## [Description of the task]
In the entries that follow, find each line with the word "this" and copy it.

Component data from apps and pages:

________________________________________

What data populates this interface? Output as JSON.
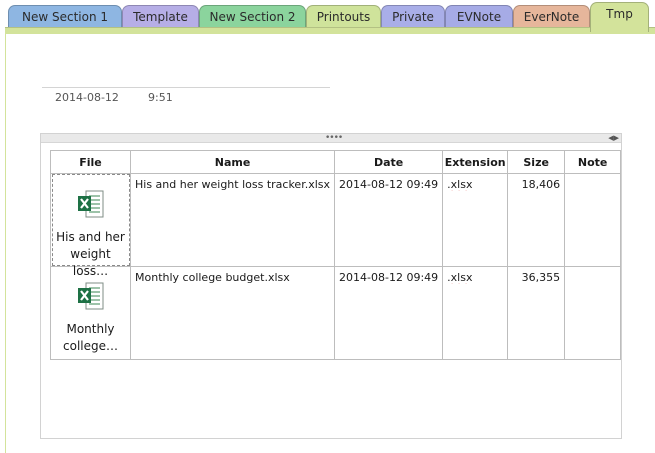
{
  "tabs": [
    {
      "label": "New Section 1",
      "color": "#8eb6e2"
    },
    {
      "label": "Template",
      "color": "#b6aee6"
    },
    {
      "label": "New Section 2",
      "color": "#8bd49d"
    },
    {
      "label": "Printouts",
      "color": "#cfe39b"
    },
    {
      "label": "Private",
      "color": "#a9aee8"
    },
    {
      "label": "EVNote",
      "color": "#a6abe6"
    },
    {
      "label": "EverNote",
      "color": "#e6b69b"
    },
    {
      "label": "Tmp",
      "color": "#d3e39b",
      "active": true
    }
  ],
  "page": {
    "date": "2014-08-12",
    "time": "9:51"
  },
  "table": {
    "headers": {
      "file": "File",
      "name": "Name",
      "date": "Date",
      "extension": "Extension",
      "size": "Size",
      "note": "Note"
    },
    "rows": [
      {
        "file_caption": "His and her weight loss…",
        "name": "His and her weight loss tracker.xlsx",
        "date": "2014-08-12 09:49",
        "extension": ".xlsx",
        "size": "18,406",
        "note": "",
        "icon": "excel-file-icon",
        "selected": true
      },
      {
        "file_caption": "Monthly college…",
        "name": "Monthly college budget.xlsx",
        "date": "2014-08-12 09:49",
        "extension": ".xlsx",
        "size": "36,355",
        "note": "",
        "icon": "excel-file-icon",
        "selected": false
      }
    ]
  },
  "colors": {
    "active_section": "#d3e39b",
    "excel_green": "#1e7145"
  }
}
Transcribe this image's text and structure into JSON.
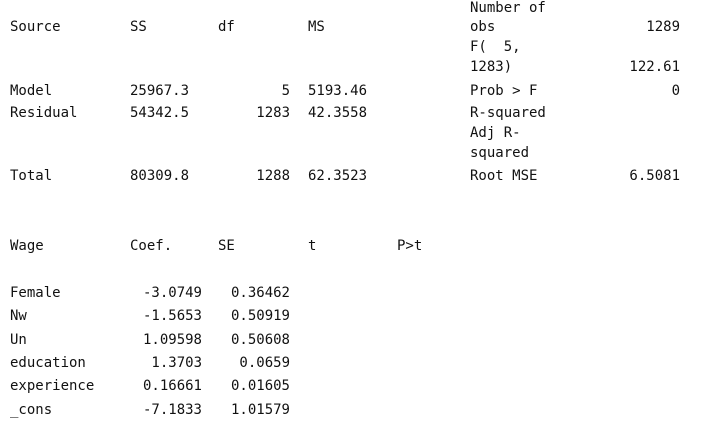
{
  "anova": {
    "headers": {
      "source": "Source",
      "ss": "SS",
      "df": "df",
      "ms": "MS"
    },
    "rows": [
      {
        "source": "Model",
        "ss": "25967.3",
        "df": "5",
        "ms": "5193.46"
      },
      {
        "source": "Residual",
        "ss": "54342.5",
        "df": "1283",
        "ms": "42.3558"
      },
      {
        "source": "Total",
        "ss": "80309.8",
        "df": "1288",
        "ms": "62.3523"
      }
    ]
  },
  "stats": {
    "nobs_label_1": "Number of",
    "nobs_label_2": "obs",
    "nobs_value": "1289",
    "f_label_1": "F(  5,",
    "f_label_2": "1283)",
    "f_value": "122.61",
    "probf_label": "Prob > F",
    "probf_value": "0",
    "rsq_label": "R-squared",
    "adjrsq_label_1": "Adj R-",
    "adjrsq_label_2": "squared",
    "rmse_label": "Root MSE",
    "rmse_value": "6.5081"
  },
  "coef_table": {
    "headers": {
      "var": "Wage",
      "coef": "Coef.",
      "se": "SE",
      "t": "t",
      "p": "P>t"
    },
    "rows": [
      {
        "var": "Female",
        "coef": "-3.0749",
        "se": "0.36462"
      },
      {
        "var": "Nw",
        "coef": "-1.5653",
        "se": "0.50919"
      },
      {
        "var": "Un",
        "coef": "1.09598",
        "se": "0.50608"
      },
      {
        "var": "education",
        "coef": "1.3703",
        "se": "0.0659"
      },
      {
        "var": "experience",
        "coef": "0.16661",
        "se": "0.01605"
      },
      {
        "var": "_cons",
        "coef": "-7.1833",
        "se": "1.01579"
      }
    ]
  }
}
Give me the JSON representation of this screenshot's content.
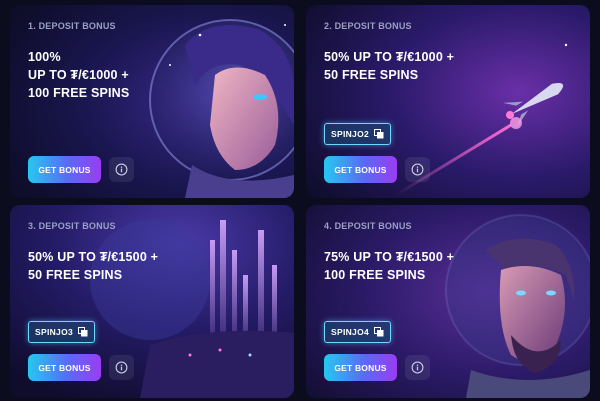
{
  "offers": [
    {
      "step": "1. DEPOSIT BONUS",
      "title_lines": [
        "100%",
        "UP TO ₮/€1000 +",
        "100 FREE SPINS"
      ],
      "promo_code": null,
      "cta_label": "GET BONUS",
      "image": "astronaut-woman-helmet-illustration"
    },
    {
      "step": "2. DEPOSIT BONUS",
      "title_lines": [
        "50% UP TO ₮/€1000 +",
        "50 FREE SPINS"
      ],
      "promo_code": "SPINJO2",
      "cta_label": "GET BONUS",
      "image": "rocket-in-space-illustration"
    },
    {
      "step": "3. DEPOSIT BONUS",
      "title_lines": [
        "50% UP TO ₮/€1500 +",
        "50 FREE SPINS"
      ],
      "promo_code": "SPINJO3",
      "cta_label": "GET BONUS",
      "image": "futuristic-city-planet-illustration"
    },
    {
      "step": "4. DEPOSIT BONUS",
      "title_lines": [
        "75% UP TO ₮/€1500 +",
        "100 FREE SPINS"
      ],
      "promo_code": "SPINJO4",
      "cta_label": "GET BONUS",
      "image": "astronaut-man-helmet-illustration"
    }
  ],
  "icons": {
    "copy": "copy-icon",
    "info": "info-icon"
  },
  "colors": {
    "page_bg": "#0b0c1e",
    "cta_gradient_start": "#26c8f0",
    "cta_gradient_end": "#9a3cf2",
    "promo_border": "#6fd6ff"
  }
}
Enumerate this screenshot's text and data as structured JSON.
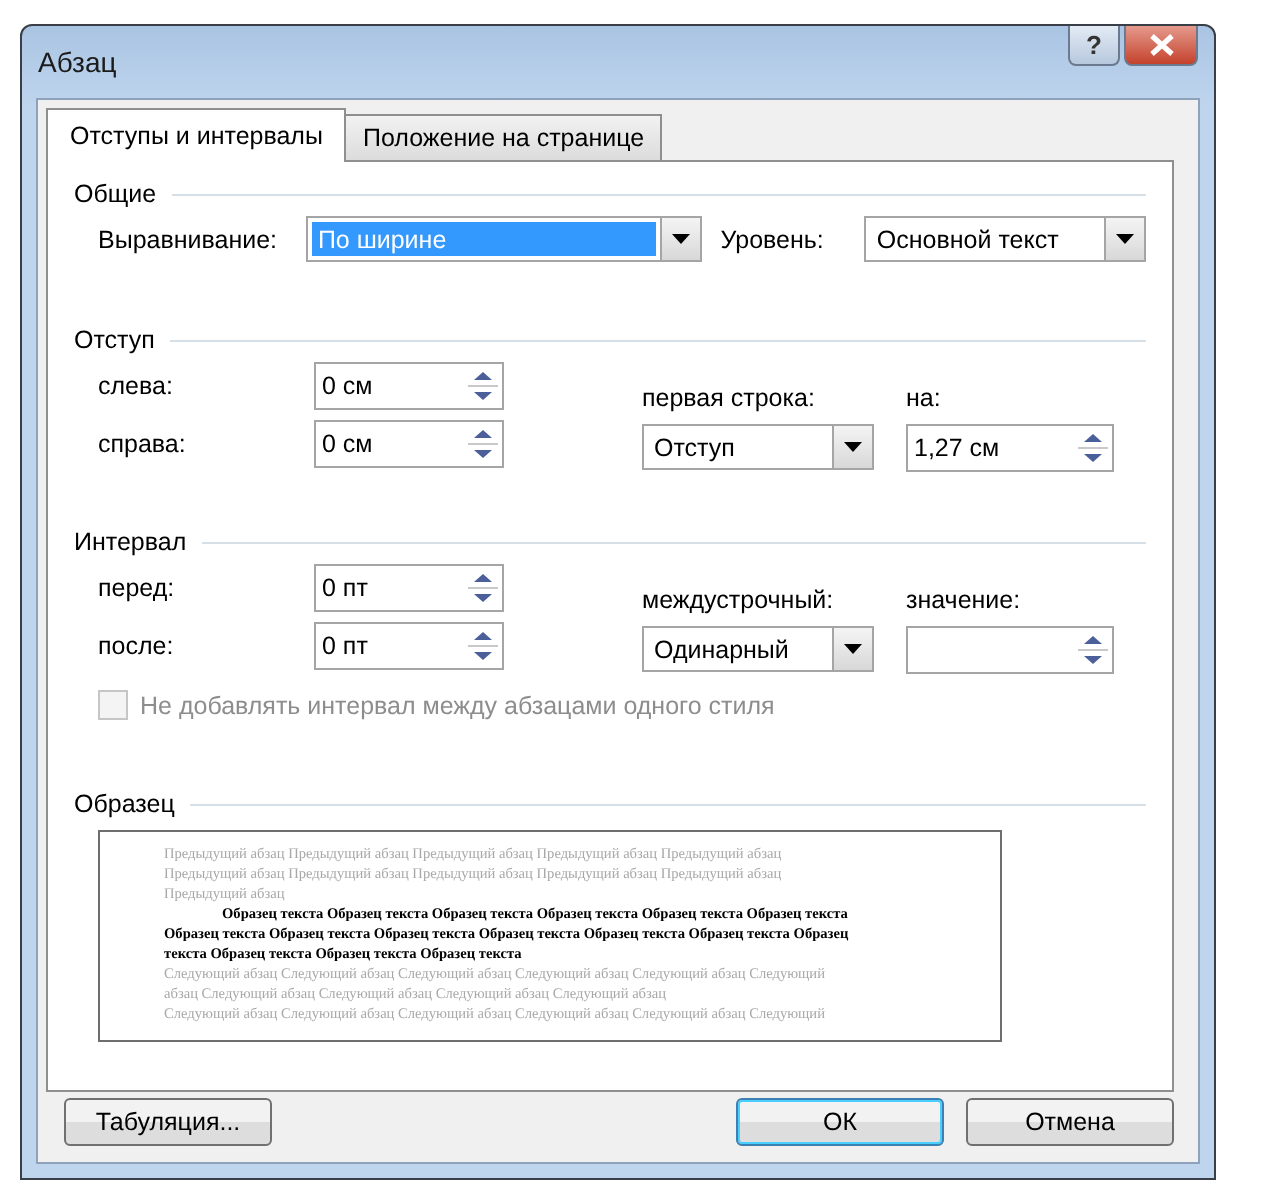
{
  "window": {
    "title": "Абзац",
    "help": "?"
  },
  "tabs": [
    {
      "label": "Отступы и интервалы",
      "selected": true
    },
    {
      "label": "Положение на странице",
      "selected": false
    }
  ],
  "general": {
    "heading": "Общие",
    "alignment": {
      "label": "Выравнивание:",
      "value": "По ширине",
      "highlighted": true
    },
    "level": {
      "label": "Уровень:",
      "value": "Основной текст",
      "highlighted": false
    }
  },
  "indent": {
    "heading": "Отступ",
    "left": {
      "label": "слева:",
      "value": "0 см"
    },
    "right": {
      "label": "справа:",
      "value": "0 см"
    },
    "first_line": {
      "label": "первая строка:",
      "value": "Отступ",
      "highlighted": false
    },
    "by": {
      "label": "на:",
      "value": "1,27 см"
    }
  },
  "spacing": {
    "heading": "Интервал",
    "before": {
      "label": "перед:",
      "value": "0 пт"
    },
    "after": {
      "label": "после:",
      "value": "0 пт"
    },
    "line_spacing": {
      "label": "междустрочный:",
      "value": "Одинарный",
      "highlighted": false
    },
    "at": {
      "label": "значение:"
    }
  },
  "no_space_checkbox": {
    "label": "Не добавлять интервал между абзацами одного стиля",
    "checked": false,
    "disabled": true
  },
  "preview": {
    "heading": "Образец",
    "previous_lines": [
      "Предыдущий абзац Предыдущий абзац Предыдущий абзац Предыдущий абзац Предыдущий абзац",
      "Предыдущий абзац Предыдущий абзац Предыдущий абзац Предыдущий абзац Предыдущий абзац",
      "Предыдущий абзац"
    ],
    "sample_lines": [
      "Образец текста Образец текста Образец текста Образец текста Образец текста Образец текста",
      "Образец текста Образец текста Образец текста Образец текста Образец текста Образец текста Образец",
      "текста Образец текста Образец текста Образец текста"
    ],
    "next_lines": [
      "Следующий абзац Следующий абзац Следующий абзац Следующий абзац Следующий абзац Следующий",
      "абзац Следующий абзац Следующий абзац Следующий абзац Следующий абзац",
      "Следующий абзац Следующий абзац Следующий абзац Следующий абзац Следующий абзац Следующий"
    ]
  },
  "buttons": [
    {
      "label": "Табуляция...",
      "default": false
    },
    {
      "label": "ОК",
      "default": true
    },
    {
      "label": "Отмена",
      "default": false
    }
  ]
}
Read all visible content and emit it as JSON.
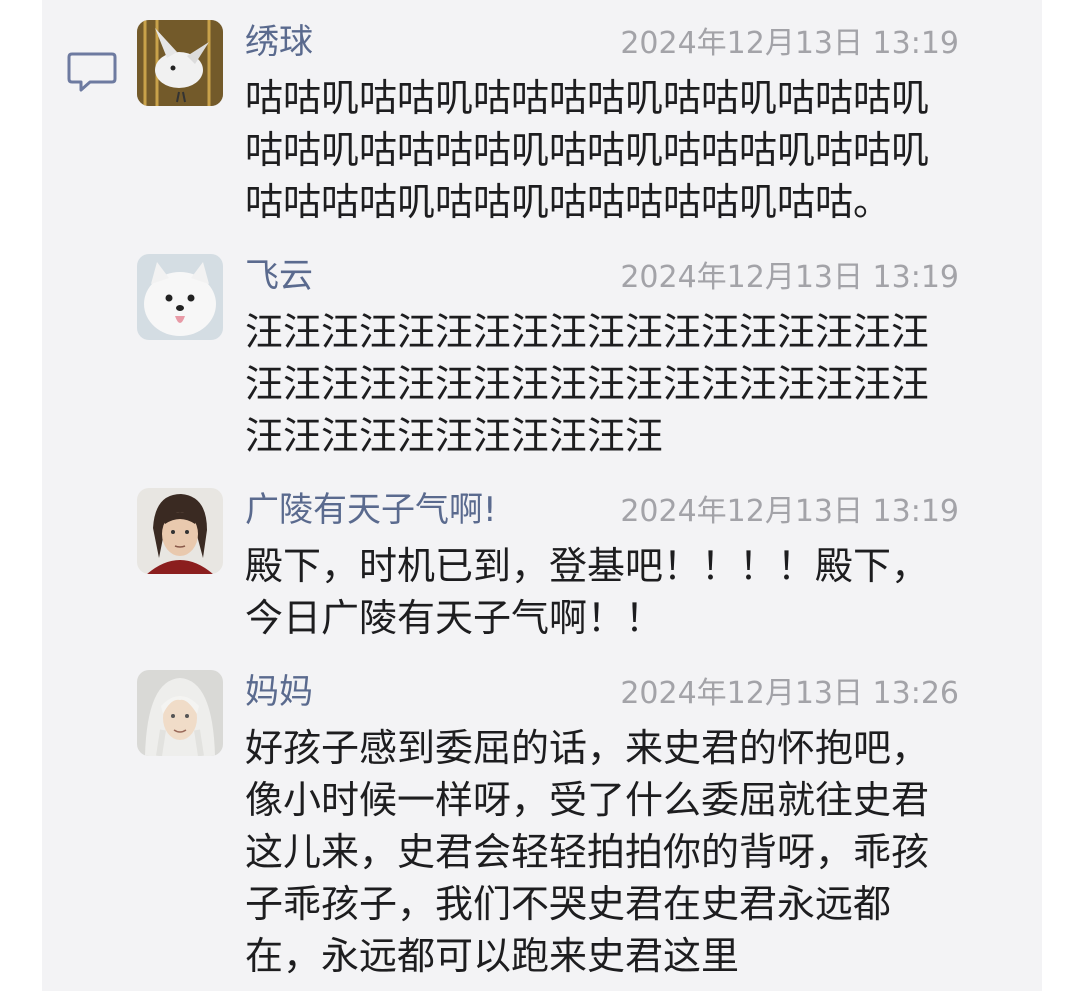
{
  "comments": [
    {
      "avatar_icon": "bird-avatar",
      "name": "绣球",
      "time": "2024年12月13日 13:19",
      "text": "咕咕叽咕咕叽咕咕咕咕叽咕咕叽咕咕咕叽咕咕叽咕咕咕咕叽咕咕叽咕咕咕叽咕咕叽咕咕咕咕叽咕咕叽咕咕咕咕咕叽咕咕。"
    },
    {
      "avatar_icon": "white-dog-avatar",
      "name": "飞云",
      "time": "2024年12月13日 13:19",
      "text": "汪汪汪汪汪汪汪汪汪汪汪汪汪汪汪汪汪汪汪汪汪汪汪汪汪汪汪汪汪汪汪汪汪汪汪汪汪汪汪汪汪汪汪汪汪汪汪"
    },
    {
      "avatar_icon": "dark-haired-man-avatar",
      "name": "广陵有天子气啊!",
      "time": "2024年12月13日 13:19",
      "text": "殿下，时机已到，登基吧！！！！殿下，今日广陵有天子气啊！！"
    },
    {
      "avatar_icon": "white-haired-man-avatar",
      "name": "妈妈",
      "time": "2024年12月13日 13:26",
      "text": "好孩子感到委屈的话，来史君的怀抱吧，像小时候一样呀，受了什么委屈就往史君这儿来，史君会轻轻拍拍你的背呀，乖孩子乖孩子，我们不哭史君在史君永远都在，永远都可以跑来史君这里"
    }
  ],
  "colors": {
    "name": "#5a6a8e",
    "time": "#a3a3a8",
    "text": "#1d1d1f",
    "panel": "#f3f3f5",
    "comment_icon": "#6d7aa0"
  },
  "icons": {
    "comment": "comment-bubble-icon"
  }
}
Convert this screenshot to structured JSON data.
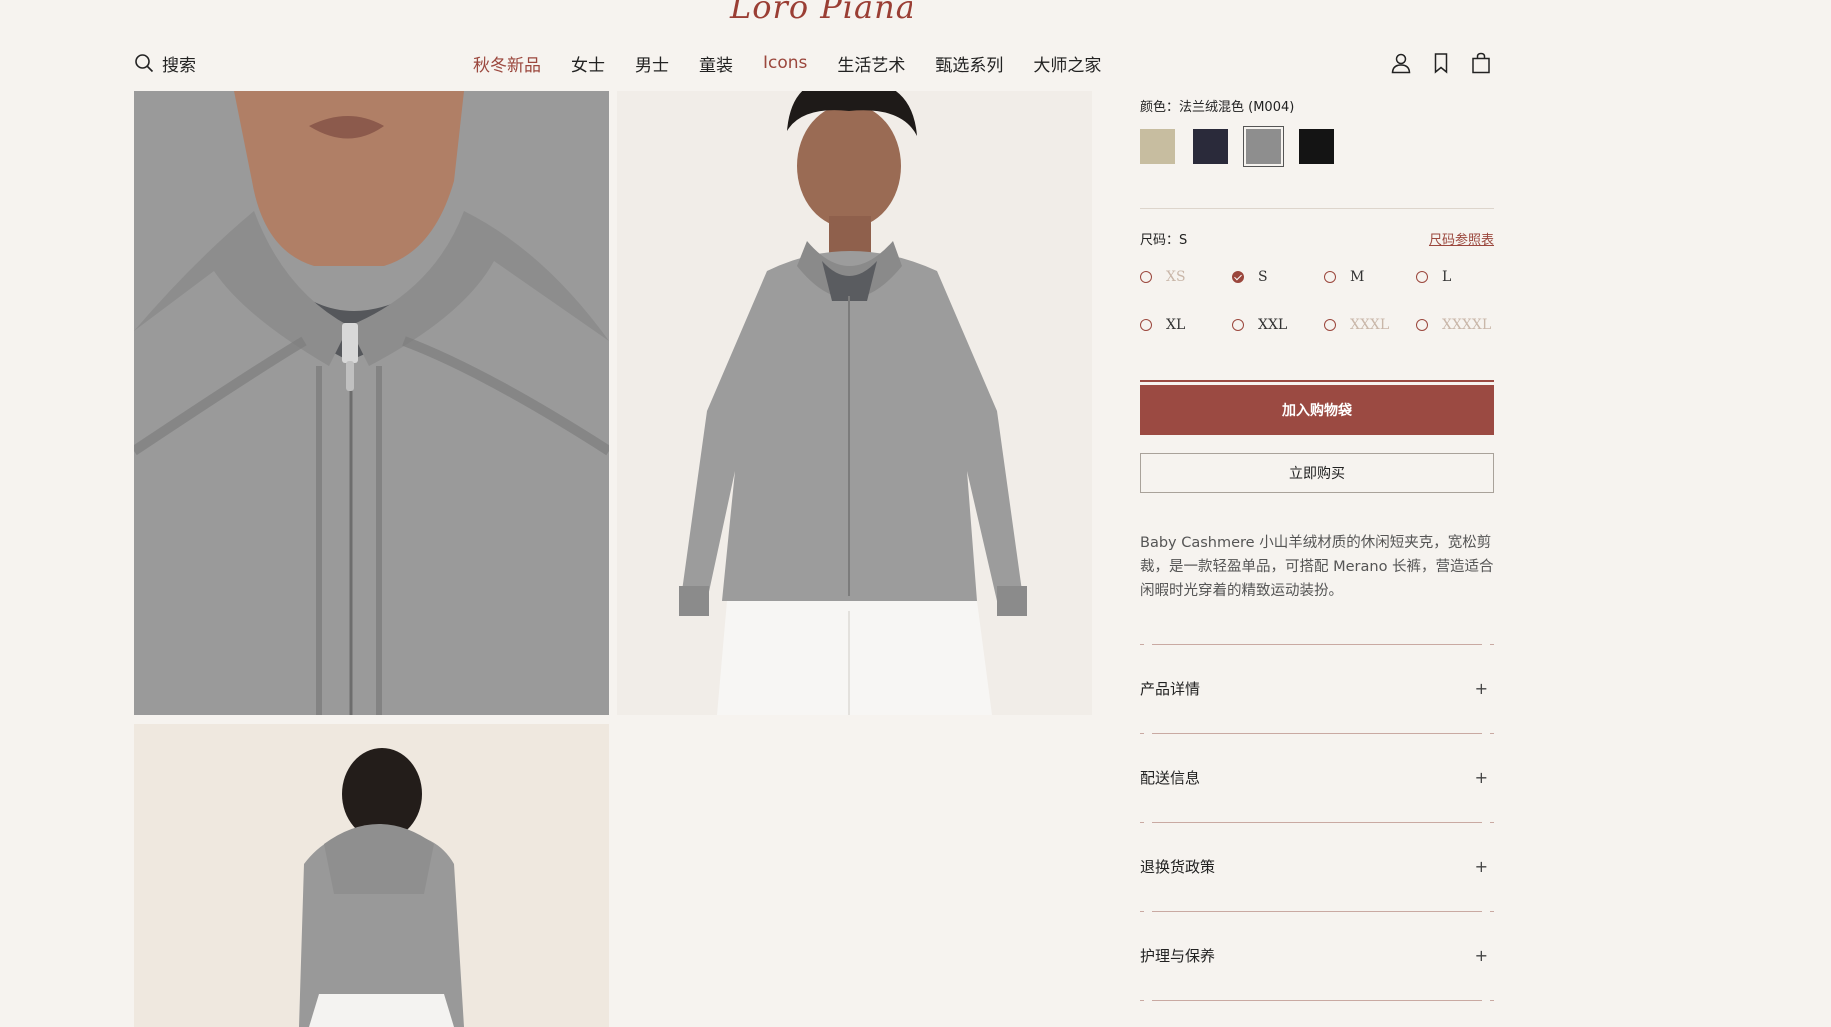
{
  "brand": {
    "name": "Loro Piana"
  },
  "header": {
    "search_label": "搜索",
    "nav": [
      {
        "label": "秋冬新品",
        "accent": true
      },
      {
        "label": "女士",
        "accent": false
      },
      {
        "label": "男士",
        "accent": false
      },
      {
        "label": "童装",
        "accent": false
      },
      {
        "label": "Icons",
        "accent": true
      },
      {
        "label": "生活艺术",
        "accent": false
      },
      {
        "label": "甄选系列",
        "accent": false
      },
      {
        "label": "大师之家",
        "accent": false
      }
    ],
    "tools": [
      "account-icon",
      "bookmark-icon",
      "shopping-bag-icon"
    ]
  },
  "gallery": [
    {
      "name": "hoodie-closeup",
      "alt": ""
    },
    {
      "name": "hoodie-front",
      "alt": ""
    },
    {
      "name": "hoodie-back",
      "alt": ""
    }
  ],
  "product": {
    "color_label": "颜色：法兰绒混色 (M004)",
    "swatches": [
      {
        "color": "#c7bda0",
        "selected": false
      },
      {
        "color": "#2a2a3a",
        "selected": false
      },
      {
        "color": "#8e8e8e",
        "selected": true
      },
      {
        "color": "#141414",
        "selected": false
      }
    ],
    "size_label": "尺码：S",
    "size_guide": "尺码参照表",
    "sizes": [
      {
        "label": "XS",
        "available": false,
        "selected": false
      },
      {
        "label": "S",
        "available": true,
        "selected": true
      },
      {
        "label": "M",
        "available": true,
        "selected": false
      },
      {
        "label": "L",
        "available": true,
        "selected": false
      },
      {
        "label": "XL",
        "available": true,
        "selected": false
      },
      {
        "label": "XXL",
        "available": true,
        "selected": false
      },
      {
        "label": "XXXL",
        "available": false,
        "selected": false
      },
      {
        "label": "XXXXL",
        "available": false,
        "selected": false
      }
    ],
    "add_to_bag": "加入购物袋",
    "buy_now": "立即购买",
    "description": "Baby Cashmere 小山羊绒材质的休闲短夹克，宽松剪裁，是一款轻盈单品，可搭配 Merano 长裤，营造适合闲暇时光穿着的精致运动装扮。",
    "accordion": [
      {
        "title": "产品详情",
        "toggle": "+"
      },
      {
        "title": "配送信息",
        "toggle": "+"
      },
      {
        "title": "退换货政策",
        "toggle": "+"
      },
      {
        "title": "护理与保养",
        "toggle": "+"
      }
    ]
  },
  "colors": {
    "accent": "#9b473d",
    "background": "#f6f3ef"
  }
}
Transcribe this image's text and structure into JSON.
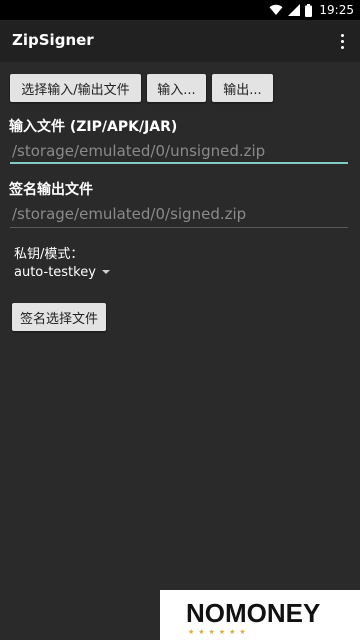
{
  "status_bar": {
    "time": "19:25",
    "icons": [
      "wifi-icon",
      "signal-icon",
      "battery-icon"
    ]
  },
  "app_bar": {
    "title": "ZipSigner",
    "overflow_icon": "more-vert-icon"
  },
  "toolbar": {
    "select_io_label": "选择输入/输出文件",
    "input_label": "输入...",
    "output_label": "输出..."
  },
  "input": {
    "label": "输入文件 (ZIP/APK/JAR)",
    "value": "/storage/emulated/0/unsigned.zip"
  },
  "output": {
    "label": "签名输出文件",
    "value": "/storage/emulated/0/signed.zip"
  },
  "key": {
    "label": "私钥/模式：",
    "selected": "auto-testkey"
  },
  "sign_button_label": "签名选择文件",
  "watermark": {
    "text": "NOMONEY"
  },
  "colors": {
    "background": "#2a2a2a",
    "app_bar": "#212121",
    "accent": "#80cbc4",
    "button": "#e3e3e3",
    "hint_text": "#8a8a8a"
  }
}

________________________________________

## [Expected answer]
What data populates this interface? Output as JSON.
Transcribe this image's text and structure into JSON.
Give me the JSON representation of this screenshot's content.
Enumerate this screenshot's text and data as structured JSON.
Convert this screenshot to structured JSON data.
Transcribe this image's text and structure into JSON.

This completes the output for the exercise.